Situated next to the suburb of Cotswold is the Cotswold Quarry where they collect supacrush for building purposes. I got to this lookout area with fellow geocacher Seekoei the other day on a caching expedition. Even though I’ve always known that it’s there I actually don’t know much about the quarry and thought to consult my good friend Google. Unfortunately he didn’t know anything either.
There seems to be one more informed that my friend Google and that is regular PEDP reader Grant Slater. He sent me the following:
It is called “Moregrove Quarry” owned by Lafarge Aggregates. A brochure titled “Moregrove Quarry: 50 Years” was published in 1992. Which would make the quarry 71 years old this year. The quarry is on the Moregrove Fault.

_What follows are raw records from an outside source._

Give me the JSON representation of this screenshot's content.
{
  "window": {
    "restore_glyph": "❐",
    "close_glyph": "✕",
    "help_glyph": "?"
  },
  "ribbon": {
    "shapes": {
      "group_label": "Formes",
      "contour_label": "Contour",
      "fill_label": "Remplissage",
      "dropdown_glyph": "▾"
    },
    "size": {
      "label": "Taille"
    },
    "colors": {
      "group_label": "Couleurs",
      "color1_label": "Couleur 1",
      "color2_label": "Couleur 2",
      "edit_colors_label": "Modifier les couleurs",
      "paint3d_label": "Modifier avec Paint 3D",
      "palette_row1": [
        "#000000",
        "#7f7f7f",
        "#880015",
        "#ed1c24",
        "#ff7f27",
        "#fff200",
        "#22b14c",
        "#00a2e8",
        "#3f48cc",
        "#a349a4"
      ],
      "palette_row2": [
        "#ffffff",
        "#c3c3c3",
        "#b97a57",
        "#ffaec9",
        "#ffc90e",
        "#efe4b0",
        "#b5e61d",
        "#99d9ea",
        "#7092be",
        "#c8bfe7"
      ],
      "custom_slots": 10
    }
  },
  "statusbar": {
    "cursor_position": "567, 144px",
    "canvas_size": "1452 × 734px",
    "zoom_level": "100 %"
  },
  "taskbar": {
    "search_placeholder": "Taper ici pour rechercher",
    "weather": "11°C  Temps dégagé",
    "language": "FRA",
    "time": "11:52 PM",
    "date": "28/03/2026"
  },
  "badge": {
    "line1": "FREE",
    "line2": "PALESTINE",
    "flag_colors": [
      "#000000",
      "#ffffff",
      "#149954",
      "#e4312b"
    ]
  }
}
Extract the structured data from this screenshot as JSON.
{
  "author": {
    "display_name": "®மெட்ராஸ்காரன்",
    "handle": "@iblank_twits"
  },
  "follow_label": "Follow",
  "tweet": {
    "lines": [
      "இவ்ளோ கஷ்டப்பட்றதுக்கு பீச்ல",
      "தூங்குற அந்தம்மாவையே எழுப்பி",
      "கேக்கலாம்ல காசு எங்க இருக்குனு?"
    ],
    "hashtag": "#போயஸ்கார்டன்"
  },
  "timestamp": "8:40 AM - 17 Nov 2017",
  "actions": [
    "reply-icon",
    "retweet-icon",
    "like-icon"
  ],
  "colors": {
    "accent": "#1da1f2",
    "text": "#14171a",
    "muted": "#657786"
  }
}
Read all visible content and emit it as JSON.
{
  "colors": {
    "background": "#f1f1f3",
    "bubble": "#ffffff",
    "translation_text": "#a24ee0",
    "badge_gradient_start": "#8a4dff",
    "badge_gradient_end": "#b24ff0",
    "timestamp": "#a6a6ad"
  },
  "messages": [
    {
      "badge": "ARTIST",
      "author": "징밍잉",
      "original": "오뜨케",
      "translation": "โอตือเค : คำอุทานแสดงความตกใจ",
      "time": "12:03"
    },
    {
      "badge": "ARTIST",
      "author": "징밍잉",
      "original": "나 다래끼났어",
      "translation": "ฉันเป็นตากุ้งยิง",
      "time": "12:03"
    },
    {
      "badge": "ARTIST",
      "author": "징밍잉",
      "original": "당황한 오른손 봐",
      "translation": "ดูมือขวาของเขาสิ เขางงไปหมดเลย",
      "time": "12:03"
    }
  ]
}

He also sent me a link to an online article on the Moregrove Fault and I quote the following from it.
“There are three ancient fault lines in Port Elizabeth where some slight movements can still occur. One of them, the Moregrove fault, runs along the Port Elizabeth beachfront from Pollok Beach, Summerstrand, along the shoreline, through the Baakens Valley and ending at the Moregrove quarry near the Kragga Kamma interchange. The water which continually runs across Lower Valley Road near the old PE Tramways building is underground water seeping to the surface through the Moregrove fault. Another, the so-called Chelsea- Noordhoek fault, runs parallel to the Schoenmakerskop coast, while a third fault runs in the Coega area.”
I have always loved the Chelsea and Deer Park area. Country living, beautiful views and nature all around. All of this just a stone’s throw from the city. This is Old Seaview Road running through Chelsea.
Over the last week or so we’ve had a number of stunning sunsets here in Port Elizabeth. Unfortunately I was just never in a position to get a photo, but that was until last night. I spotted the sky changing colour through the lounge window, grabbed my camera and ran out into the street. And presto, here it is straight out the camera with no adjustments made.